In the end, the No. 1 issue in this election wasn't the Iraq war, security, the economy or healthcare, even Osama bin Laden; it was the two homosexuals living next door and a women's right to choose that really frightened the voters. Soon we'll have some new conservative Supreme Court justices in office, and then President Bush can really start to take away some rights -- all in name of his and the religious right's morality. While we're at it we can make Christianity the official religion too.
The real loser was the American people. In the end, an uninformed and selfish population voted for themselves -- my safety, my faith, my country, my guns, my family, my morality -- me, me, me. Everything we learned from 9/11 has been forgotten -- we are a nation of selfish, ignorant people with our heads stuck in the sand. What an incredible failure of the media and our education system to see through Karl Rove's and Dick Cheney's web of half-truths and manipulations. Our founding fathers must be rolling in their graves.
In considering the reelection of a man who has suggested that he was called by God to be our president and the approval in 11 states of a constitutional amendment banning same-sex marriage, I must concur with something that our country's religious right has been preaching for years: The apocalypse is near.
Robert S. Rees
A majority of Americans have won a moral victory. A morality that states killing innocent families in other countries is less offensive than gay families in this one.
Pleasant Hill, Calif.
The unprecedented voter turnout at the polls was a victory for mainstream America. So-called "values voters" made it clear that, although the economy and national security were important concerns, the moral issues took precedence when it came to determining the leadership and direction of our country -- at the national, state and many local levels.

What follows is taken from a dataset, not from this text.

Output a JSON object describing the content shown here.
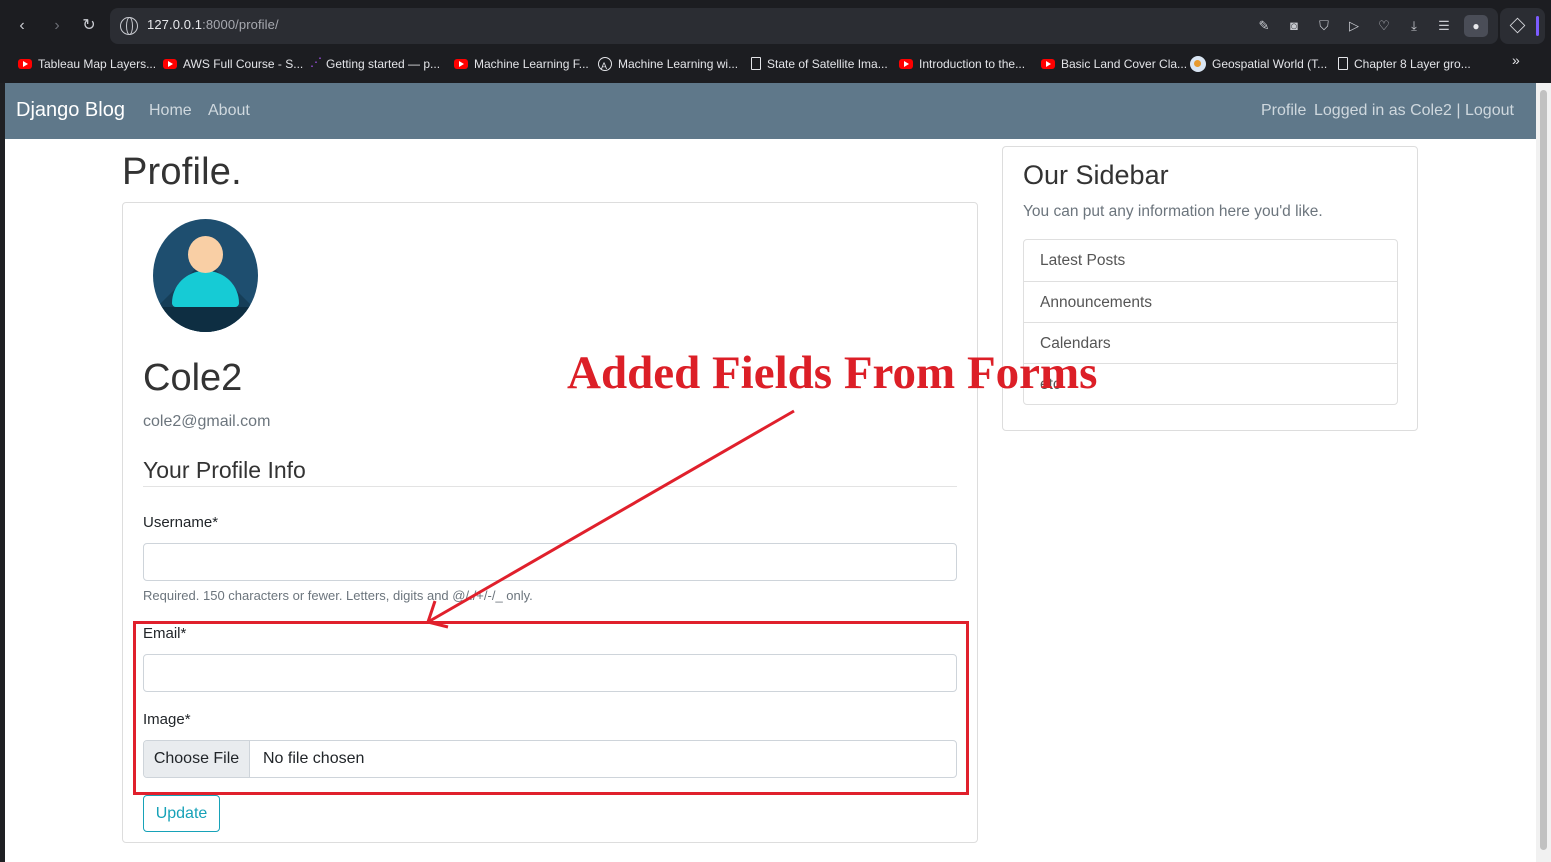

We reelected a president who had vowed to protect marriage and defend unborn human life. With the passage of state constitutional amendments in 11 states defining a marriage as between one man and one woman, it seems clear that the choice is not about tolerance but about clearly defining the moral infrastructure of our society. Americans are tolerant, but they do not want moral traditions and definitions dismantled and the liberal agenda imposed via legislation.
I would like to apologize to the people of the United States. Because nothing in this life occurs in a vacuum, I have to accept the fact that my marriage to my husband is responsible for Bush's reelection. We didn't marry in Massachusetts or San Francisco, but rather in our own backyard in Los Angeles -- not with a legal certificate but with a declaration of marriage in 1998. If I had known that this act of self-indulgence would result in subjecting the entire country and world to four more years of this presidency, the economic and climatic catastrophes that await, and the 30 years of impact that this administration will have on the court system, I would not have gotten married. In fact, given the future as I now see it, if I had it to do over again, I would not have been gay at all.

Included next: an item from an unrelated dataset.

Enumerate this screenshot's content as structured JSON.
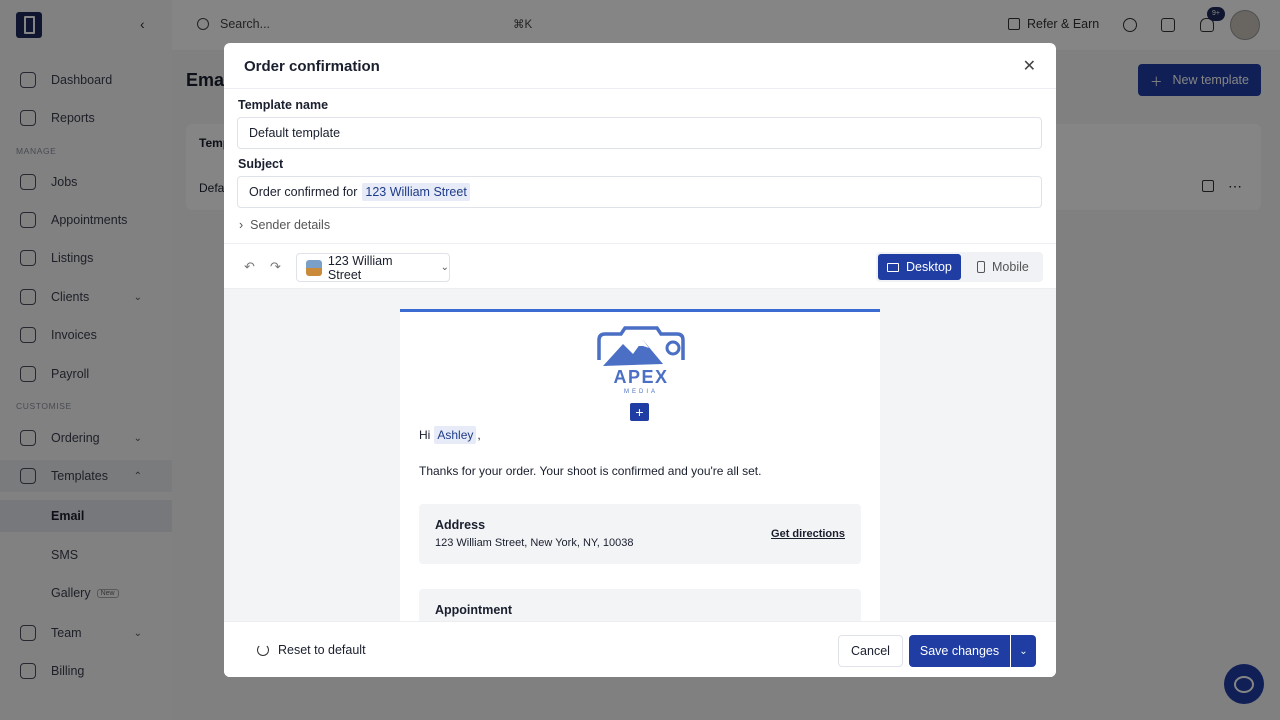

The future of the country and the world is certainly bigger than I am. If I promise to get divorced, and even try to go straight, will you forgive me and un-elect Bush?

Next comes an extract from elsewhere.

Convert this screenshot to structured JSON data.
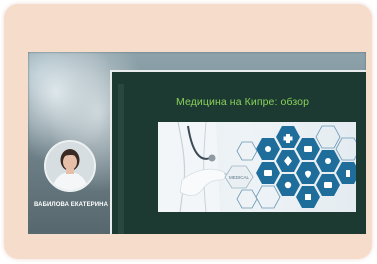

I am more disappointed than angry. I really didn't think that this election would actually become a referendum on the value of gay relationships. I really didn't think that those of us who value community, openness, freedom and equality were in the minority.